Ever heard the expression “I can’t see the forest for the trees?” Sometimes working in the field of adoption, this expression comes to mind, and I start to feel a little overwhelmed. Adoption is a tough way to make a living. The emotions of everyone involved generally run high. Prospective adoptive parents who may still be grieving their infertility. Birth families who are grieving the physical loss of their baby. Sitting in grief with both sides of families touched by adoption is a privilege. Yet it’s a tiring privilege.
So why do it?
I do it for the adoptees.
Adoptees become adoptees completely through the choices of the adults to whom they are connected. Their birth parents make a choice based on their inability to provide care they believe the child needs at that point in their life. Adoptive parents choose to adopt a child because they believe they can provide for that child in ways that the birth family cannot.
Because adoptees do not have a choice in this crucial piece of their lives, it is up to the adults who did make this choice to provide not only for the child’s physical and emotional needs, but also for their identity needs.
Adoptees need to believe that they are wanted. Treasured. Loved.
They have a right to know the parts of their biology that make them a unique individual and the parts of their adoptive family that also contribute to this uniqueness.
Adoptees do not need to be grateful to their adoptive parents any more than a biological child needs to be grateful to their parents.
I work in adoption because I want to help first moms realize that their decision to place a child was a good one and one that was not made for nothing.
I work in adoption because I want to help the adults create the kind of environment in which to raise children that lets the child flourish.

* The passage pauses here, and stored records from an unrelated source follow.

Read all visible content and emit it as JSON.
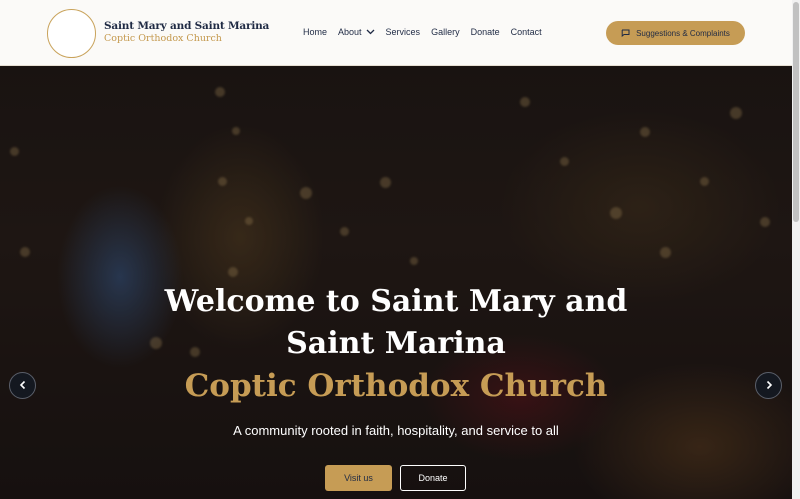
{
  "brand": {
    "name": "Saint Mary and Saint Marina",
    "subtitle": "Coptic Orthodox Church"
  },
  "nav": {
    "items": [
      {
        "label": "Home"
      },
      {
        "label": "About"
      },
      {
        "label": "Services"
      },
      {
        "label": "Gallery"
      },
      {
        "label": "Donate"
      },
      {
        "label": "Contact"
      }
    ],
    "cta_label": "Suggestions & Complaints"
  },
  "hero": {
    "title_line1": "Welcome to Saint Mary and",
    "title_line2": "Saint Marina",
    "accent": "Coptic Orthodox Church",
    "subtitle": "A community rooted in faith, hospitality, and service to all",
    "primary_button": "Visit us",
    "secondary_button": "Donate"
  },
  "icons": {
    "about_dropdown": "chevron-down-icon",
    "cta": "chat-icon",
    "carousel_prev": "chevron-left-icon",
    "carousel_next": "chevron-right-icon"
  },
  "colors": {
    "accent": "#c69c55",
    "navy": "#1f2a44",
    "header_bg": "#fbfaf8"
  }
}
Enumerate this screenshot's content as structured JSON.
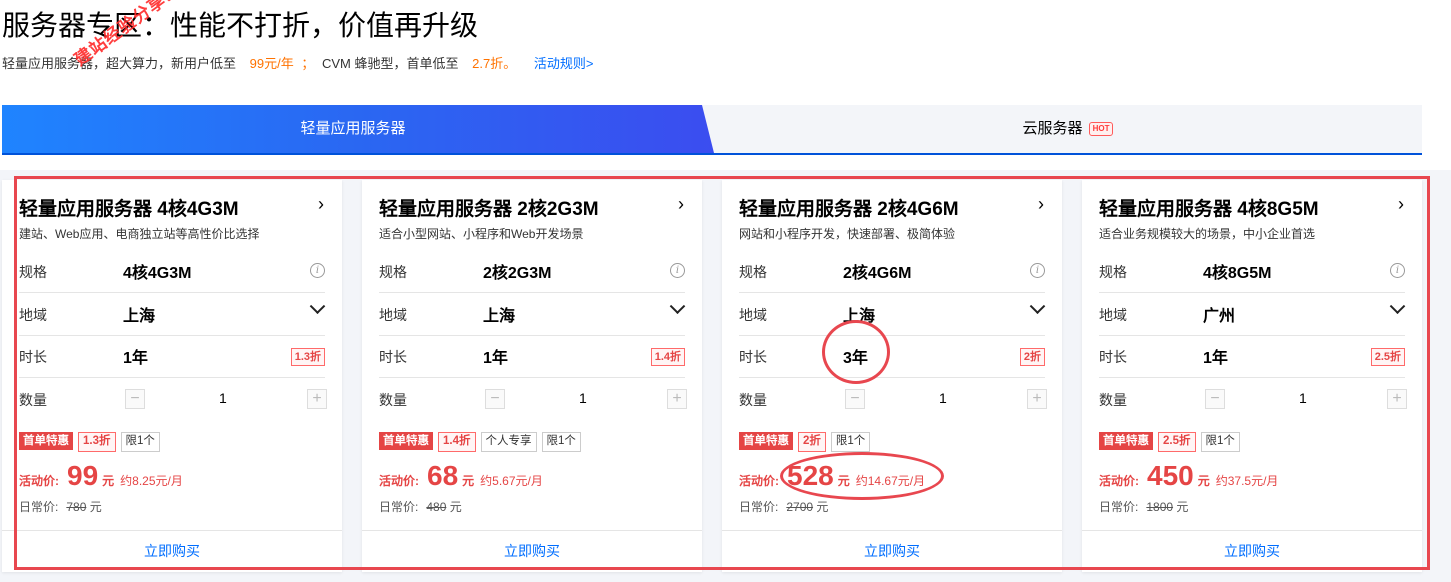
{
  "page": {
    "title": "服务器专区：性能不打折，价值再升级",
    "subtitle_a": "轻量应用服务器，超大算力，新用户低至",
    "subtitle_price1": "99元/年",
    "subtitle_sep": "；",
    "subtitle_b": "CVM 蜂驰型，首单低至",
    "subtitle_price2": "2.7折。",
    "rules_link": "活动规则>",
    "watermark": "建站经验分享www.w"
  },
  "tabs": [
    {
      "label": "轻量应用服务器",
      "active": true
    },
    {
      "label": "云服务器",
      "badge": "HOT",
      "active": false
    }
  ],
  "labels": {
    "spec": "规格",
    "region": "地域",
    "duration": "时长",
    "quantity": "数量",
    "activity_price": "活动价:",
    "regular_price": "日常价:",
    "buy": "立即购买",
    "arrow": "›",
    "info": "i",
    "minus": "−",
    "plus": "+",
    "yuan": "元"
  },
  "cards": [
    {
      "title": "轻量应用服务器 4核4G3M",
      "desc": "建站、Web应用、电商独立站等高性价比选择",
      "spec": "4核4G3M",
      "region": "上海",
      "duration": "1年",
      "duration_discount": "1.3折",
      "quantity": "1",
      "tag_first": "首单特惠",
      "tag_discount": "1.3折",
      "tag_extra": "",
      "tag_limit": "限1个",
      "price": "99",
      "price_unit": "元",
      "monthly": "约8.25元/月",
      "original": "780",
      "original_unit": "元"
    },
    {
      "title": "轻量应用服务器 2核2G3M",
      "desc": "适合小型网站、小程序和Web开发场景",
      "spec": "2核2G3M",
      "region": "上海",
      "duration": "1年",
      "duration_discount": "1.4折",
      "quantity": "1",
      "tag_first": "首单特惠",
      "tag_discount": "1.4折",
      "tag_extra": "个人专享",
      "tag_limit": "限1个",
      "price": "68",
      "price_unit": "元",
      "monthly": "约5.67元/月",
      "original": "480",
      "original_unit": "元"
    },
    {
      "title": "轻量应用服务器 2核4G6M",
      "desc": "网站和小程序开发，快速部署、极简体验",
      "spec": "2核4G6M",
      "region": "上海",
      "duration": "3年",
      "duration_discount": "2折",
      "quantity": "1",
      "tag_first": "首单特惠",
      "tag_discount": "2折",
      "tag_extra": "",
      "tag_limit": "限1个",
      "price": "528",
      "price_unit": "元",
      "monthly": "约14.67元/月",
      "original": "2700",
      "original_unit": "元"
    },
    {
      "title": "轻量应用服务器 4核8G5M",
      "desc": "适合业务规模较大的场景，中小企业首选",
      "spec": "4核8G5M",
      "region": "广州",
      "duration": "1年",
      "duration_discount": "2.5折",
      "quantity": "1",
      "tag_first": "首单特惠",
      "tag_discount": "2.5折",
      "tag_extra": "",
      "tag_limit": "限1个",
      "price": "450",
      "price_unit": "元",
      "monthly": "约37.5元/月",
      "original": "1800",
      "original_unit": "元"
    }
  ],
  "colors": {
    "accent": "#006eff",
    "price_red": "#e54545",
    "highlight_orange": "#ff7200",
    "annotation_red": "#e8474f"
  }
}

I work in adoption because I want the adopted child to grow up to be a confident adult who knows—really knows—that they are loved and have value.
That’s why I work in adoption.